Dataset rows describing interfaces
:::

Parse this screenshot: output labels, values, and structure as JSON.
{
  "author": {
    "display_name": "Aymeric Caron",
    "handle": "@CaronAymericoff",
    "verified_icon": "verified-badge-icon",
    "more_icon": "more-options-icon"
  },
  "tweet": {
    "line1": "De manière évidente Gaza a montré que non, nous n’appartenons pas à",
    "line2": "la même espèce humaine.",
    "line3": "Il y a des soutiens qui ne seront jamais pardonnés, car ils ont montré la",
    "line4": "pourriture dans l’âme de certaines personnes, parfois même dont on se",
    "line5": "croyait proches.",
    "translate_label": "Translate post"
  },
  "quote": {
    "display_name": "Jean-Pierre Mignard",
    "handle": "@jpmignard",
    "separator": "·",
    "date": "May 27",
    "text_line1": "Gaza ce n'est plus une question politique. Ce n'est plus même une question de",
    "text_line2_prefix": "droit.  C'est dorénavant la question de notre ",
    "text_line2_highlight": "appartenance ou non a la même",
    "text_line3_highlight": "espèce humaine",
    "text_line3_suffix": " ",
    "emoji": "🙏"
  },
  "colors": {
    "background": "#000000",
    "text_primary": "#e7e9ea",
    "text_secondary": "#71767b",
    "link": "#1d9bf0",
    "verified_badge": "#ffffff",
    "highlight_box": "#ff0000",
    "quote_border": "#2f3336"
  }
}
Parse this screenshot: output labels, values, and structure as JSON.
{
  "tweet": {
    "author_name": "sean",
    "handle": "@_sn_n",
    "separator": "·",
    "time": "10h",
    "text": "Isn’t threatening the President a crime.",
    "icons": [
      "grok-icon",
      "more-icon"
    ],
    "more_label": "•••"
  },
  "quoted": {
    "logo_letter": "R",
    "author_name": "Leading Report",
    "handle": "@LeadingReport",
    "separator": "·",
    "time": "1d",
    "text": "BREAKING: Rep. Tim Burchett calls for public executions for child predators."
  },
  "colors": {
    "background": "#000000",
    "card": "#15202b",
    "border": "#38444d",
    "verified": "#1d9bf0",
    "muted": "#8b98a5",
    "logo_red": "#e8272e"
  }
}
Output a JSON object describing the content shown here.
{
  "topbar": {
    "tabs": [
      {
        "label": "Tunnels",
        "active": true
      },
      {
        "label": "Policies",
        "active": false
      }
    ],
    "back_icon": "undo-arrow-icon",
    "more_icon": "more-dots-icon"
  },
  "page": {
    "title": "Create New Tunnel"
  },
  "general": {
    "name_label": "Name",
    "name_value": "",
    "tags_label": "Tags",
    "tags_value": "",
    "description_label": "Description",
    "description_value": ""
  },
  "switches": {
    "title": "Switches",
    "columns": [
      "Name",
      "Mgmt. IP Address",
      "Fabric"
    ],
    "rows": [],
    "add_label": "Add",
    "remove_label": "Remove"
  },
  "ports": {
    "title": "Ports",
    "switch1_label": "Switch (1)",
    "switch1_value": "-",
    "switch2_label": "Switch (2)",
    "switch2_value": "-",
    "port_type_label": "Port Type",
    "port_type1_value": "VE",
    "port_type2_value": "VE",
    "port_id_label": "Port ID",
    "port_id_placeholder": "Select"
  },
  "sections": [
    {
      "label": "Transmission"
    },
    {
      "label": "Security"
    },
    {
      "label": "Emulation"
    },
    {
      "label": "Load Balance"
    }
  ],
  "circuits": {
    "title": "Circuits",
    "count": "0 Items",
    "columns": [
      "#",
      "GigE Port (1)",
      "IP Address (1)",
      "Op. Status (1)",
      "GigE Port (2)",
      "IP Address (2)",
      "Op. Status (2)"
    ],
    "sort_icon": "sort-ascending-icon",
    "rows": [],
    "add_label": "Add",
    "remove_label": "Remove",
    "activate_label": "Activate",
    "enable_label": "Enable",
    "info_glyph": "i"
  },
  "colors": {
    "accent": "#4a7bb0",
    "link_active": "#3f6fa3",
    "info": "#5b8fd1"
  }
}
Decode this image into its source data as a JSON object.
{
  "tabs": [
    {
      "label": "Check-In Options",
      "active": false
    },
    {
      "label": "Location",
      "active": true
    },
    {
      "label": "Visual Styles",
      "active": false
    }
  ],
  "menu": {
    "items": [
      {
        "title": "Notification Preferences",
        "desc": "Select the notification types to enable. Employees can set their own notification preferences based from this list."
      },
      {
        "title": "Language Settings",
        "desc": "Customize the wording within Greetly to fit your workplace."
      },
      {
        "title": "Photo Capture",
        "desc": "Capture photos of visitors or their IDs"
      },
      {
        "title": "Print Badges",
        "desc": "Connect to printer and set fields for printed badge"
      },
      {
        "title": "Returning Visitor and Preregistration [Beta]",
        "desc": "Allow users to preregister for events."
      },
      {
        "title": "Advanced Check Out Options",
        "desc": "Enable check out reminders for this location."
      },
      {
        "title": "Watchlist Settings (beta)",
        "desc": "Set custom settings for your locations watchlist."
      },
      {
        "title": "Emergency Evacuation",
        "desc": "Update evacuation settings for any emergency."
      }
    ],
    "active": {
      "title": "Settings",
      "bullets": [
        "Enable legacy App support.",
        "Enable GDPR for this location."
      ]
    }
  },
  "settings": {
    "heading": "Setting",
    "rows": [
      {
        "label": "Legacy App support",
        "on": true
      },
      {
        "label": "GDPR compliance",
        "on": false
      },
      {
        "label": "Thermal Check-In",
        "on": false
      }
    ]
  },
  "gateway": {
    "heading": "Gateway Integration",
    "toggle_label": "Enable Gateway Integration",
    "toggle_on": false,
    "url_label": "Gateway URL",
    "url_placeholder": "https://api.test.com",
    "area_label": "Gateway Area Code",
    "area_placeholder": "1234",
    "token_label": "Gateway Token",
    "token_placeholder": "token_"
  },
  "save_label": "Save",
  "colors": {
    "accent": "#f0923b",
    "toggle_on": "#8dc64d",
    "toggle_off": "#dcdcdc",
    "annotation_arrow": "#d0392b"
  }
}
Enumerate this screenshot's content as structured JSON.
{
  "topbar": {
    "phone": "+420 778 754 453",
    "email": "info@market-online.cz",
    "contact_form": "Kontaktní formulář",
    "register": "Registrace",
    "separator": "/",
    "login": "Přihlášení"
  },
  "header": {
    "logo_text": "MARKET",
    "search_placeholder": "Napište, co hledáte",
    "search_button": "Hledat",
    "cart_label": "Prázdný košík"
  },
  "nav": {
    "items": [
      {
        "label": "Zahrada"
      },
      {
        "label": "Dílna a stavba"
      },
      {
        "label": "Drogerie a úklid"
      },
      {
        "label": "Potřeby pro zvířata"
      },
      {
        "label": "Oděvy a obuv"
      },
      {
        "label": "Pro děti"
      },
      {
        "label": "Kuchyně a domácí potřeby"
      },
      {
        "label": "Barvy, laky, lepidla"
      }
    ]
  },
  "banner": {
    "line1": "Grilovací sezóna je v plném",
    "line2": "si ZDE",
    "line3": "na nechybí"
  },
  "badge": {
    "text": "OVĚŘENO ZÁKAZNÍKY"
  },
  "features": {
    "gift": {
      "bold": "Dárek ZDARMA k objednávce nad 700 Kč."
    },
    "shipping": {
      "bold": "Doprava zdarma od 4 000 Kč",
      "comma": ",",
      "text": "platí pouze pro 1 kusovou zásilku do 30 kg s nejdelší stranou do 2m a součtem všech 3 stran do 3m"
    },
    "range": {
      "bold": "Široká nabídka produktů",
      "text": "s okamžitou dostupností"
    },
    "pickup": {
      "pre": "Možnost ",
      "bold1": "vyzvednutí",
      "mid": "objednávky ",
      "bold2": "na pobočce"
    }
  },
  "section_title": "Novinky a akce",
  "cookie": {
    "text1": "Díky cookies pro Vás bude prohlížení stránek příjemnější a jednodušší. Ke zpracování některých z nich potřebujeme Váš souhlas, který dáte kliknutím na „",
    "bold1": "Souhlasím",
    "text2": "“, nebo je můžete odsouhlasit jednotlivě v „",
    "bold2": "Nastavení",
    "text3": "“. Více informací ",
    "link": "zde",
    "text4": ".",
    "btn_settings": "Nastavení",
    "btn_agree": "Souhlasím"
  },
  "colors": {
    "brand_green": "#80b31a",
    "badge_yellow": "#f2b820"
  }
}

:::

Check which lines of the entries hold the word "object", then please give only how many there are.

*WRITTEN ANSWER:* 2